Standing Up for Right [Blogging Every Day #20]

The President Hotel, on Swan Lake.
[20]  In the 1930's, when my father was a young man, he spent his summers working at the President Hotel in the Catskill Mountains in New York. His Uncle Pete ran the hotel with a partner, Max Leshnick. The President Hotel was one of a series of resorts in the area that catered to a mostly Jewish clientele, and featured all-encompassing entertainment and recreation. An entire generation of entertainers got their start or broadened their popularity in the Catskills. The President, in fact, helped launch Danny Kaye's career - he performed there before he moved on to Hollywood.

Also performing at the President during this era were the Nicholas Brothers, a pair of young, African American tap dancers who would soon become a national sensation. The Catskills were one of the few places at the time where African American entertainers could expect to be treated professionally by their hosts - and could expect proper accommodations where they performed. The President was no exception.

The lobby of the President Hotel
Late one night, as my father and his friend headed into the hotel at the end of a long day running the hotel's boating concession, they came upon the Nicholas Brothers in the lobby. As it turned out, the clerk at the front desk was trying to turn them away, insisting that there weren't rooms available. Uncle Pete was asleep, and his partner wasn't around, so my father and his friend offered their own employee quarters. Fayard Nicholas turned to them, thanked them politely, but explained that it was important that they stand their ground and receive exactly they were promised. In time, Mr. Leshnick arrived, apologized, and made certain the Nicholas Brothers were accommodated properly.

The Nicholas Brothers in Stormy Weather, some years after my father
met them at the President Hotel (via Wikipedia)
The experience made an impression on my father, and he would recall the experience years later. My parents taught by example, and the story of the Nicholas Brothers provided a powerful lesson for their children. It was a minor story in an epic struggle, but for me, as a little boy, it spoke volumes about what Martin Luther King, Jr. and the civil rights struggles were all about: standing up for Right.

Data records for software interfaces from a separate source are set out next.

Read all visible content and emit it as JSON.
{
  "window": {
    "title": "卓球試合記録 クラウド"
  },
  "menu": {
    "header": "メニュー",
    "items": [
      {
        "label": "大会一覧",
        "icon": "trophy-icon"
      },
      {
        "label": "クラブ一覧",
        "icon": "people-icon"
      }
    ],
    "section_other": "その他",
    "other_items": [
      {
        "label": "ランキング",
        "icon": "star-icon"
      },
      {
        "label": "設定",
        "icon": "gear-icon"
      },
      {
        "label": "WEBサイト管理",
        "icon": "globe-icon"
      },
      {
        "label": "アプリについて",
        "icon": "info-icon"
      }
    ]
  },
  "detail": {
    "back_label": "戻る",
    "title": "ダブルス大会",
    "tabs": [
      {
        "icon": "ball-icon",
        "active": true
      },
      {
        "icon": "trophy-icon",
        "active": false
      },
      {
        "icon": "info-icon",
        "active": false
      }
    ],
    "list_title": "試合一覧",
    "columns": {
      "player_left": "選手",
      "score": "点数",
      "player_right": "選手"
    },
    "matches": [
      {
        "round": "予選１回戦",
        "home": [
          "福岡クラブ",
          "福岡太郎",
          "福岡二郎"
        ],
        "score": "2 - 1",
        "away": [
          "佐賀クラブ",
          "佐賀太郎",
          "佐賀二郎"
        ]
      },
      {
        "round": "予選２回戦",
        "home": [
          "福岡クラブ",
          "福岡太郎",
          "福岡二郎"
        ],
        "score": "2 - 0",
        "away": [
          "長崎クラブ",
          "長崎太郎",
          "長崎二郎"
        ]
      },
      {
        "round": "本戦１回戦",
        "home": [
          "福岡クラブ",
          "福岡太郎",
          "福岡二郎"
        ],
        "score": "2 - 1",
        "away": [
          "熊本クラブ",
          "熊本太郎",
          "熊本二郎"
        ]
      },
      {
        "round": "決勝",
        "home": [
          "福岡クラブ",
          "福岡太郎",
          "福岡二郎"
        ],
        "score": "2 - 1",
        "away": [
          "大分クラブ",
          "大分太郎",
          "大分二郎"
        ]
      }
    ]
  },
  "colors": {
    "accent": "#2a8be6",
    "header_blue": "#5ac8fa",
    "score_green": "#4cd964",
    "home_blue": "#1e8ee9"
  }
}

A short postscript: about sixty years later, I had the opportunity to meet Fayard Nicholas, and shared with him my father's story. It was such an unusual experience in the Catskills that Fayard remembered it, too. I felt privileged to be able to let him know, so many years later, how much that story meant to my father and his children.

My dad, in his President Hotel days...

...and here I am with Fayard Nicholas, nearly sixty years later


  1. Giving more than lip service to what is right by living your convictions, measures a man quite well. You can measure the true stature of a man by how he treats those whom have no power over him. He measured up quite well.
    Racism is ugly, no matter what color it comes in.

  2. Helaine Samuels BaldwinJanuary 20, 2014 at 7:11 PM

    Like this piece very much.

  3. Rich,
    I am your counterpart. My mother's uncle was Max Leshnick and she too spent the summers of her youth at The President.